Lost Mountain - A Year In the Vanishing Wilderness, Radical Strip Mining and the Devastation of Appalachia by Erik Reece, forward by Wendell Berry has been beautifully reviewed by Bookwormers before me. Lake Loop's review inspired me to order the book from the library. And she inspired Donna at Chocolate Crayons who wrote her review here. Green Bean at Green Bean Dreams wrote her review here.
Lost Mountain should be on bestseller lists across the country. I loved it; but it's not sexy. At all. Animal Vegetable Miracle had turkey sex, Omnivore's Dilemma must have had corn sex. I can't remember. Lost Mountain has heart.
Erik Reece cares about the mountain and the people that are being devastated by mountain top removal. He rides in their trucks and sits at their dinner tables between his monthly hikes up the mountain to journal it's demise. He listens to their stories, gives them a voice. He tells their history and it's impossible to not embrace them. They are good people. Even when they are also working at the mines.
There are no easy answers anywhere. The laws are too lax to help and they're ignored anyway. If there's too much noise the regulating agencies broaden the restrictions. Legal becomes criminal. It's eye opening stuff.
My favorite parts were when the communities came together to protect or reclaim the land. An 80 year old coffin maker took up his 22 rifle to protect his stepson's land (his stepson was a Marine serving in Iraq at the time). He was jailed and his neighbors surrounded the property for him; 22's in hand until he was released.
They came together again to pray on the top of a removed mountain top. They held hands, planted seeds of wildflowers. A couple journalists attended although strip mining is one of the most under reported environmental concerns of our time.
And young and old alike came together for a piece of performance art to reenact a visit forty years prior by Robert Kennedy four months before he was shot.
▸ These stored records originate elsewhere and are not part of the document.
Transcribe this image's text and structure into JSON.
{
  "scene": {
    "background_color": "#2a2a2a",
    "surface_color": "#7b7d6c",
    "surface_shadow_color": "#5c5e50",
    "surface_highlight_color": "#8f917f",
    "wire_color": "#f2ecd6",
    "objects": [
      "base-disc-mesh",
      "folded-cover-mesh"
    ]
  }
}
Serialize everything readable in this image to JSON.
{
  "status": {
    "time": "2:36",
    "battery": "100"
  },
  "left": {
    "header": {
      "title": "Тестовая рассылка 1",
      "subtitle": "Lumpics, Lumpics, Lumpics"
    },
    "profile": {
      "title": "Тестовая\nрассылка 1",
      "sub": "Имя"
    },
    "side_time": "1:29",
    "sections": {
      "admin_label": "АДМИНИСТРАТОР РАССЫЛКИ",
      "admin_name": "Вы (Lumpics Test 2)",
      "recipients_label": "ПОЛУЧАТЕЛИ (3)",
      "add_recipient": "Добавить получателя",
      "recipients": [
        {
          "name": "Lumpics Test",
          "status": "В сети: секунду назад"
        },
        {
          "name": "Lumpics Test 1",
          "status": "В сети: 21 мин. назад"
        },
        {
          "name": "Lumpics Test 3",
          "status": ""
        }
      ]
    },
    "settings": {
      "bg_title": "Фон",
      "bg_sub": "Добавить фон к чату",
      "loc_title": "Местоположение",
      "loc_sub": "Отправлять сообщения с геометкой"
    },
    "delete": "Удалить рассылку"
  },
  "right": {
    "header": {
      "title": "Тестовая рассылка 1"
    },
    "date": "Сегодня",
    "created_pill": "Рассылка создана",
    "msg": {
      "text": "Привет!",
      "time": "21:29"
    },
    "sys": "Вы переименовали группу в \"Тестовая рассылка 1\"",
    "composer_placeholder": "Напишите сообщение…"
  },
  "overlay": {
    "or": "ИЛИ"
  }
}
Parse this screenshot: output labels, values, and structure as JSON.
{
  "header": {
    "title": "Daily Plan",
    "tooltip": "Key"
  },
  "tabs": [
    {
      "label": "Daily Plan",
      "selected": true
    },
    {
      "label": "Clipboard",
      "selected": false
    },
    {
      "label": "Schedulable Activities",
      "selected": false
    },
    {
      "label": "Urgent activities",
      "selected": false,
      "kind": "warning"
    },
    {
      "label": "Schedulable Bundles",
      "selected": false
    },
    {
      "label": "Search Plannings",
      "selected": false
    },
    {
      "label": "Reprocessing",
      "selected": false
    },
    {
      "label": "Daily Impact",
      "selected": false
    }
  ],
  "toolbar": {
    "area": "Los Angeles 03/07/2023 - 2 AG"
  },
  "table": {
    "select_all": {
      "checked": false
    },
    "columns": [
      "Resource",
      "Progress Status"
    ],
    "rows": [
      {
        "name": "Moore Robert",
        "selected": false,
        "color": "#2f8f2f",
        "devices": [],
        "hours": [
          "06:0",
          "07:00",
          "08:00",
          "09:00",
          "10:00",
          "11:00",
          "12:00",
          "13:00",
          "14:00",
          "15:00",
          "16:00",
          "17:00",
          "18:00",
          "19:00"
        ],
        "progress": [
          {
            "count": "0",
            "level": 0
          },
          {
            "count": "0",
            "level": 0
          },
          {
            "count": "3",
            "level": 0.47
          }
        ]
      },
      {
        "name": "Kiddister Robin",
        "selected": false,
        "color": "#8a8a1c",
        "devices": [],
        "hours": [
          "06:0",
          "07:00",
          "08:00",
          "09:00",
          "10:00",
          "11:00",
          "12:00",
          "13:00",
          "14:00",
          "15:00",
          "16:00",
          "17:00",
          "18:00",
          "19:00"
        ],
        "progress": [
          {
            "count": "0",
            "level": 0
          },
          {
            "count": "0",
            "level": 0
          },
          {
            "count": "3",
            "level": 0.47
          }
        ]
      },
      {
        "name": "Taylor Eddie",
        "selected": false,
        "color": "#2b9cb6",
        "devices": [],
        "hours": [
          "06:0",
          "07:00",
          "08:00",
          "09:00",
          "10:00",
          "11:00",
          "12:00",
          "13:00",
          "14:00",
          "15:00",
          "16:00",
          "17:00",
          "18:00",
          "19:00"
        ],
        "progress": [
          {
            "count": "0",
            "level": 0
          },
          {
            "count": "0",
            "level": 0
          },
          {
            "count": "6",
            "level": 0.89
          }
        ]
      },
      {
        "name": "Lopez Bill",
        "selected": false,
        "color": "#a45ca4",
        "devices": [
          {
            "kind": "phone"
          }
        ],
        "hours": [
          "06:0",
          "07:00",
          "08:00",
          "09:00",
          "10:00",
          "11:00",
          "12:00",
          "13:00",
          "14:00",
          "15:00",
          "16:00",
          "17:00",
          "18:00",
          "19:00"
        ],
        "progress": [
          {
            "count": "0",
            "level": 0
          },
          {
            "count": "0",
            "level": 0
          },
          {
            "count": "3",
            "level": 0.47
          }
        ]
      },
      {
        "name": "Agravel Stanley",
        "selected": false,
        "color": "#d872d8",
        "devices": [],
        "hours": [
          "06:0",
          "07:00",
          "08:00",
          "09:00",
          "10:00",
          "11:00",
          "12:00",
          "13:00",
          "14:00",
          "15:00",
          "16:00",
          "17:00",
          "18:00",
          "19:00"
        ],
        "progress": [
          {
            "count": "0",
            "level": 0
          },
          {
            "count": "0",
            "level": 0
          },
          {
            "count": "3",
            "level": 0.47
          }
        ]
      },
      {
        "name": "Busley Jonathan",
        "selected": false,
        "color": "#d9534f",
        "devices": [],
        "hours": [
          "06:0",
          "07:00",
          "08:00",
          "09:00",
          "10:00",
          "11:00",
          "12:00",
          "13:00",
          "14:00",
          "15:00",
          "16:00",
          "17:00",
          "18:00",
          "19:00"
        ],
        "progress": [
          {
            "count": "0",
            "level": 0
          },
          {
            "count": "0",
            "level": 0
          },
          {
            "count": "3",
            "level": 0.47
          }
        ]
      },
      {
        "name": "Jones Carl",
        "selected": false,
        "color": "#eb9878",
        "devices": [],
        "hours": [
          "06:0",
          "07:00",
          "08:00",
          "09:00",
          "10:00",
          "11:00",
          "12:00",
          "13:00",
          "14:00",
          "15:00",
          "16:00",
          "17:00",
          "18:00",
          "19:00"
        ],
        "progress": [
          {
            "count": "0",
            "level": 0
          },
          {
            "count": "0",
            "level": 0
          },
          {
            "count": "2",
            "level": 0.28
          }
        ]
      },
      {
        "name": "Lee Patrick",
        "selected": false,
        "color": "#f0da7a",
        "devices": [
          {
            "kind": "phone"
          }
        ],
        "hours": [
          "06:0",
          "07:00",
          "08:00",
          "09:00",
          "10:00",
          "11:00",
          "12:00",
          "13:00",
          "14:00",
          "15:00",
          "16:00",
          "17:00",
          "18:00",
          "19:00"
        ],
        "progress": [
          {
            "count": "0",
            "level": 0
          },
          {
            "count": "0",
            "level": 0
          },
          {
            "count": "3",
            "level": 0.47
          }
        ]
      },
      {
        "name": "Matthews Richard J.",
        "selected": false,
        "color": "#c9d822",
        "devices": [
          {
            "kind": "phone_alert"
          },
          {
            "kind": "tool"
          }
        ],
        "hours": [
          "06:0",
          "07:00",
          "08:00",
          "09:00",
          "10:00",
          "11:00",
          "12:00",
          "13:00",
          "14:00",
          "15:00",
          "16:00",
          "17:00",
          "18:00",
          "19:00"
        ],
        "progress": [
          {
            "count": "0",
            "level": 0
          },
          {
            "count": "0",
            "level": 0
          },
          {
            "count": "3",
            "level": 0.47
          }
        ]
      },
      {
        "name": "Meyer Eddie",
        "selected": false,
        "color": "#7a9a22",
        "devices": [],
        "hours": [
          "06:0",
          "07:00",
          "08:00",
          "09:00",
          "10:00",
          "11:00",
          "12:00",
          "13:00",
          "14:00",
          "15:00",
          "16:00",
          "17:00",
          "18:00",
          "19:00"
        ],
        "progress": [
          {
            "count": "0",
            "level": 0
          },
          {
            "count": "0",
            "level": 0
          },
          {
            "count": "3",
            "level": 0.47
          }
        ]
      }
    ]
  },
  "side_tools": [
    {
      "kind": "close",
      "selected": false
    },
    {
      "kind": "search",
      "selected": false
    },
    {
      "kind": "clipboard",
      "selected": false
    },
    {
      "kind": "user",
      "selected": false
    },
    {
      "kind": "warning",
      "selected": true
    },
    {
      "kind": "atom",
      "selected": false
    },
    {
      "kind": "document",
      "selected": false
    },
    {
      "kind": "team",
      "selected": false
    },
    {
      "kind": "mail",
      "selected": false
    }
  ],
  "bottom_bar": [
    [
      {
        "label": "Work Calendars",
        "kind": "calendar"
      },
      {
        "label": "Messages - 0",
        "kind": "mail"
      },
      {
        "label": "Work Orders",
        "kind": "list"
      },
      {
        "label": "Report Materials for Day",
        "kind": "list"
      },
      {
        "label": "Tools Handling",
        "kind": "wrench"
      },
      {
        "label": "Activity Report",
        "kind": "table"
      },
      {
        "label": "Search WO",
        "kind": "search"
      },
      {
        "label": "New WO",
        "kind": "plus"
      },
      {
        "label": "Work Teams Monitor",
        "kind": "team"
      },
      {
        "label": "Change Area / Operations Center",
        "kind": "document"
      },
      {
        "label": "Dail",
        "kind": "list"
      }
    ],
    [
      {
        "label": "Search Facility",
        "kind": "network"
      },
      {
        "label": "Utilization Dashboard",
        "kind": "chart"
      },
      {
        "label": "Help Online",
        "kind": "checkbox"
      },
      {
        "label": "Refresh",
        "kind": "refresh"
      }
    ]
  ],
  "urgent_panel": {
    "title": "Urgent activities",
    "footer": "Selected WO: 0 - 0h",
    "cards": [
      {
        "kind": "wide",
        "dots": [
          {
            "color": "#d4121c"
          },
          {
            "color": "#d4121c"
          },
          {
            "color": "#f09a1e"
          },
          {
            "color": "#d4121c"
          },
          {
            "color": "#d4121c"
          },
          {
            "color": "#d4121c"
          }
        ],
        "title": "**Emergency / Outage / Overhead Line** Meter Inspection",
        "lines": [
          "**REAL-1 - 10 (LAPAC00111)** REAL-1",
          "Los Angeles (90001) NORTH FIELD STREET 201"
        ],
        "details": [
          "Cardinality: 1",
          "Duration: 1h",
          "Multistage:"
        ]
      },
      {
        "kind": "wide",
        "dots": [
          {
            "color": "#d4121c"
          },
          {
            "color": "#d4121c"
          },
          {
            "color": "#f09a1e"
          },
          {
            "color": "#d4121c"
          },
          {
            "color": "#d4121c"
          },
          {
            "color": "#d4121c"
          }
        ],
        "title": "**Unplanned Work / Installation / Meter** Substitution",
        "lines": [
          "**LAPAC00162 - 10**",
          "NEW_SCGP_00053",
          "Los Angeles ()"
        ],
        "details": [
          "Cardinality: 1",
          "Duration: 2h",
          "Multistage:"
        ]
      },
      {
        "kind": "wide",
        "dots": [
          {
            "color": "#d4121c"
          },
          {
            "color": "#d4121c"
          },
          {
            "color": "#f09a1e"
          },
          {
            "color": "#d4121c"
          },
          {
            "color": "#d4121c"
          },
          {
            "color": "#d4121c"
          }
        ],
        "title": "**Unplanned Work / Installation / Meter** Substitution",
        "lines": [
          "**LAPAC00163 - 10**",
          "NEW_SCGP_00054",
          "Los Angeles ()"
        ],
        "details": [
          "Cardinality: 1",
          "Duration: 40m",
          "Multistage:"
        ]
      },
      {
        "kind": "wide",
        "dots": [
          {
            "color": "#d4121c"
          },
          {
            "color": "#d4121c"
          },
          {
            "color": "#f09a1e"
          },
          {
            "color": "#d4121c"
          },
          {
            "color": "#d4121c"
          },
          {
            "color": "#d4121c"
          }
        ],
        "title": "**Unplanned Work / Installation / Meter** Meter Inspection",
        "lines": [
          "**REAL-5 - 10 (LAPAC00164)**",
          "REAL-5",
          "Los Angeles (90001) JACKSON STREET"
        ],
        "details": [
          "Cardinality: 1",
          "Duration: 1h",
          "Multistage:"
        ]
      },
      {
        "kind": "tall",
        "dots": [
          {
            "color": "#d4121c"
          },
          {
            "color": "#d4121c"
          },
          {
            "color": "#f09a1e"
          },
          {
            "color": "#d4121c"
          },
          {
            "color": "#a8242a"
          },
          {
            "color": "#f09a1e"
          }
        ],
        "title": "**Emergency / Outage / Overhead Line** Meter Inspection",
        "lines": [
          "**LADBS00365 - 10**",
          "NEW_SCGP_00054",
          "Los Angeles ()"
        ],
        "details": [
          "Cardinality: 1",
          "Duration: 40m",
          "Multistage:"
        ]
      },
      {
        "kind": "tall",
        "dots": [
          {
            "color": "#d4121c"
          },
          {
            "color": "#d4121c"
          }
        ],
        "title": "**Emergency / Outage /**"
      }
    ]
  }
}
The problems that existed then continue today.
I wish I could say the book ended happily. The author tried but his conclusion chapter was unnecessary. Coal mining is a problem however you spin it. And so is corruption, greed and our addiction to cheap energy. We're grown ups. We can take it.
Since reading Lost Mountain I turn out the lights more, I'm investigating carbon offsets through our energy provider. And I talk about coal mining and the good book I read about it. I believe the more people know what's going on the better chance we may have to finding solutions.
Check it out.
Rated: 5 out of 5
Recommended for everyone who has ever turned on a light.